1. Pneumatics
These systems normally use air at pressures between 550 kpa - 1030 kpa (80 and 120 psi). These pressures are not particularly high and do not give rise to particularly high forces hence components need not be particularly heavy. Aluminium and plastics are widely used for pneumatic cylinders and other system components, consequently some of these types of devices are available at low cost.

Because of the low cost of many types of pneumatic power tools, many factories have compressed air piped round all workshop areas. These tools often use high speed air turbines with very low stall torque.

As gases are easily compressed, this limits the applications of these devices. They can not normally be used for accurate positioning, except against a stop.

If the medium is compressed air (which it normally is) then slight leakage, or exhaust from power tools, will not usually present any nuisance or hazard. However even in a system operating at modest pressures, the compressibility of gases means that very considerably energy may be stored which will present a safety hazard unless managed correctly. For this reason all pressure vessels for storing any type of gas (or liquid that readily vaporises) are required by law to be regularly inspected.

Air motors may be considered as an alternative to DC drives for general industrial applications.

2. Hydraulics
A wide range of liquids are available. Prior to the 1940s all liquids tended to be oils and flammable.

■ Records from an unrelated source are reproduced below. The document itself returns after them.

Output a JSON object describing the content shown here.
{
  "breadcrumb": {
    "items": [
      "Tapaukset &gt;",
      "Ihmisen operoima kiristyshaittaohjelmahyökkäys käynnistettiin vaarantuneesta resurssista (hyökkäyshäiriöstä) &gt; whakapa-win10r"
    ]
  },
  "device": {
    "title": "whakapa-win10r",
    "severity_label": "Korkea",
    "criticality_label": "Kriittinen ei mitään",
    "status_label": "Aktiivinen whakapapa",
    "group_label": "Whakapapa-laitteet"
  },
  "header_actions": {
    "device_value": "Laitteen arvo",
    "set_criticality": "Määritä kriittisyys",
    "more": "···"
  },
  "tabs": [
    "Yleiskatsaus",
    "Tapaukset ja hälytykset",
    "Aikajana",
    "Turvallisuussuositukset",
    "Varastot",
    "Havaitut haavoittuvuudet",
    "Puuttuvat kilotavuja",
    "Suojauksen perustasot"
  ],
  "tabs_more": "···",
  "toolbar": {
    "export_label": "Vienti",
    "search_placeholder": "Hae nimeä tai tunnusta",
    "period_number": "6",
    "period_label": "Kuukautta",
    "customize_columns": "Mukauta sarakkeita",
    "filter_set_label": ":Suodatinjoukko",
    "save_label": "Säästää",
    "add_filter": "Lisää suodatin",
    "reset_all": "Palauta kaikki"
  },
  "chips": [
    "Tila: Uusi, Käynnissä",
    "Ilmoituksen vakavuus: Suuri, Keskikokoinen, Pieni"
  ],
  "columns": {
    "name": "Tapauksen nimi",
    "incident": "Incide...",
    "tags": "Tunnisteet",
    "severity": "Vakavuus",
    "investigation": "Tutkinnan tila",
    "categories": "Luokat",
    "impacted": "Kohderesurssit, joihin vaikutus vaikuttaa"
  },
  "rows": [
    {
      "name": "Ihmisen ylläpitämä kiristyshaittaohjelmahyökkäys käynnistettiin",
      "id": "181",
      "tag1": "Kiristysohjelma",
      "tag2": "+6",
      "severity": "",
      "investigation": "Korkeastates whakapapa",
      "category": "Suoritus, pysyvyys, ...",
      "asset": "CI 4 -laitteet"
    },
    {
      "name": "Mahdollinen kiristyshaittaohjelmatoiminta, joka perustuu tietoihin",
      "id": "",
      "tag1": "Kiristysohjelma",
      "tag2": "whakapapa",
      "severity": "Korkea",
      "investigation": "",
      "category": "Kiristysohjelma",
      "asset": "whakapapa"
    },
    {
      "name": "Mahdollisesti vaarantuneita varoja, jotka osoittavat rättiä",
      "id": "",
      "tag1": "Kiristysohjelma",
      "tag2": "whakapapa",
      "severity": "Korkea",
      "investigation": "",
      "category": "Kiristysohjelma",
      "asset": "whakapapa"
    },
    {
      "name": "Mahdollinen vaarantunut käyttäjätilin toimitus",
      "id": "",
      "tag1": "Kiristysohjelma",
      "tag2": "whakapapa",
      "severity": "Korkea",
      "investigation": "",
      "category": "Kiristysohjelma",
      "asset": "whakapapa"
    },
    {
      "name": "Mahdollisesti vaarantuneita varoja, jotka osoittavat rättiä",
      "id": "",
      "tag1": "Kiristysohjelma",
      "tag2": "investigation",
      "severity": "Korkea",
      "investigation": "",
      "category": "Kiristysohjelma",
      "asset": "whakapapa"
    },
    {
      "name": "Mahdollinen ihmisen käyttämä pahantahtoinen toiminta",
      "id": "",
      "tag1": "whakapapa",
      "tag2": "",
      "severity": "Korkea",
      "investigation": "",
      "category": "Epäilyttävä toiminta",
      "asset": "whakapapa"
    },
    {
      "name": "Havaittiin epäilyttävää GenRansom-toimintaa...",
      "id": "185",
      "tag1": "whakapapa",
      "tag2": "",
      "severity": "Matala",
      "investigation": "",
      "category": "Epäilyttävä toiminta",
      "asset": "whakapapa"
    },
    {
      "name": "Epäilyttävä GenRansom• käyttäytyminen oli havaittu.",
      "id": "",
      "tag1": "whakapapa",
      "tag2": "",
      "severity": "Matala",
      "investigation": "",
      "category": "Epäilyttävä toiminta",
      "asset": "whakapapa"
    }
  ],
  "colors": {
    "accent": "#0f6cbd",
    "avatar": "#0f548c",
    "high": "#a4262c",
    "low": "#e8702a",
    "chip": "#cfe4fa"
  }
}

Following the total loss of a US aircraft carrier caused by fire following damage to its hydraulics system in the 1940s, low and non flammable, water based, fluids have been developed. It should however be noted that a few cars (which do not non flammable fluid) are still destroyed by fire every year following accidents, due to brake fluid escaping onto very hot exhaust manifolds. As even water based liquids contain a few percent chemicals for corrosion inhibition and to improve lubricity, leaks to the environment must be avoided.

Hydraulic systems work at much higher pressures than pneumatic systems, normally 200 bar, 20 MPa, with aircraft applications between 34 MPa and 69 MPa (3000 psi, aircraft: 5000 to 10000 psi). Components must be manufactured to very close tolerances. Although the hydraulic fluid has high bulk modulus, the high pressures mean that compressibility may have to be considered in some situations. Accurate positioning can often be achieved. To reduce cost and complication, while facilitating increased functionality, there is currently quite a bit of effort going into replacing hydraulic actuation with electric actuation, particularly with automotive systems such as power steering and brakes.

The high pressures mean that frequently very high forces are generated in components and very strong construction, which is sometimes heavy, is usually needed. Cast iron is often used for pump / motor bodies and steel (sometimes heat treated) for valve bodies and actuator cylinders. For this reason, and the need for close tolerances, hydraulic devices tend to be expensive.

By minor changes to valving, pumps become motors and vice - versa. Hydraulic motors usually operate at low speeds and are frequently intended to provide specified (high) torques. Stall torque may be the maximum torque available.

Because of high power density, components and the hydraulic fluids may get hot and oil coolers are common. While at low temperatures most hydraulic oils are mainly a skin irritant, at higher temperatures, above about 60 C, they can be absorbed through the skin and present a much greater hazard. High pressure leaks may present a serious hazard.

David J Grieve, Revised: 18th February 2010, 10 July 2003, Original: 22nd April 2002.